Volatility to persist
During IDFA's earlier market outlook session, two international dairy market experts discussed the export markets and prices with the nearly 900 conference attendees. Both predicted dairy could have great times ahead, but the road will not always be smooth.
"To date, the U.S. dairy market and its position in the export market has been similar to the sixth man in basketball," says Phil Plourd, president of Blimling and Associates, Inc. "We make significant contributions and even start from time to time. However, we still are not one of the main players," says Plourd. "The U.S. is growing its base.
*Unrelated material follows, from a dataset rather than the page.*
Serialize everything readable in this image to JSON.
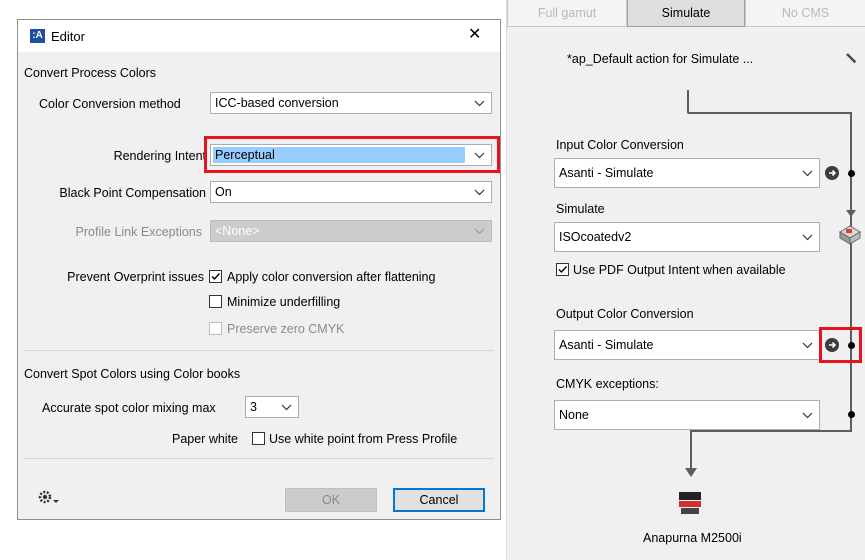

However, we need to get our heads around the fact that future export growth is not assured," says Plourd.
"There is indeed room for growth in the U.S. dairy export business," suggests Tim Hunt, global dairy strategist with Rabobank. "New Zealand, the world's largest dairy exporter, is slowing. Land prices continue to rise, and returns on raising sheep are heading up," says Hunt. "We don't believe New Zealand will have 5 percent growth in milk long term. We can expect 2 to 3 percent growth to become the norm," says Hunt.
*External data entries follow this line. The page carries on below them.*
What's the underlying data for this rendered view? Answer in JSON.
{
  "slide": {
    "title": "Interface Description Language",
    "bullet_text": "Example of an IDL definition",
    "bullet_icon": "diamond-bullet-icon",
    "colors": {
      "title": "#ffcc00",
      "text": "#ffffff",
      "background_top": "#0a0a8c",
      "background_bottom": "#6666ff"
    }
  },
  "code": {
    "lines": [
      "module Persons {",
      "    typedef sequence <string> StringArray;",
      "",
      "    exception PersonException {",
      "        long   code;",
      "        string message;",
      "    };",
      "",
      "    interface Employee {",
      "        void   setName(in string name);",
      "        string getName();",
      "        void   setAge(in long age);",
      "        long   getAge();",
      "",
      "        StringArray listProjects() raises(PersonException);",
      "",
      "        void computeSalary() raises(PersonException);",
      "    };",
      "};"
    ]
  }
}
The developed dairy world can be a long-term supplier to other regions. High-production dairy areas have good climates and resources to produce milk. "Also, 18 of the world's largest 20 dairy processing companies are found in the developed dairy world," says Hunt.
Consumer demand also should continue to grow. "Global dairy consumption should grow 2.4 percent on an annual rate," says Rabobank's Hunt. "We expect that growth to be unbalanced. Overwhelmingly, emerging market countries will be the larger share of dairy growth," says Hunt.
Focus on export markets
China, India, and other export markets also were a major focus of the Dairy Forum agenda. Anil Gupta and Haiyan Wang, authors of the book, "Getting China and India Right," spoke specifically about those markets.
"Emerging economies will account for 78 percent of the growth from 2010 to 2025," said Wang, suggesting China and India will be major players.
In a later presentation, Rabobank's Hunt noted Americans eat more dairy products than Chinese and Indian citizens combined. Americans drink 180 pounds of milk and eat 8 pounds of butter and 37 pounds of cheese each year. Meanwhile, the Chinese consume 25 pounds of milk and 0.2 pound of butter compared to Indians at 85 pounds of milk and 6.5 pounds of butter.
China and India are growth markets. "The biggest drivers in the Chinese fluid market are lactic acid drinks," noted Hunt. "These drinks are not made entirely of milk. Also, milk formula is growing at 14 percent a year in China," he said. "Cheese remains an untapped market."
This article appears on page 75 of the February 10, 2012 issue of Hoard's Dairyman.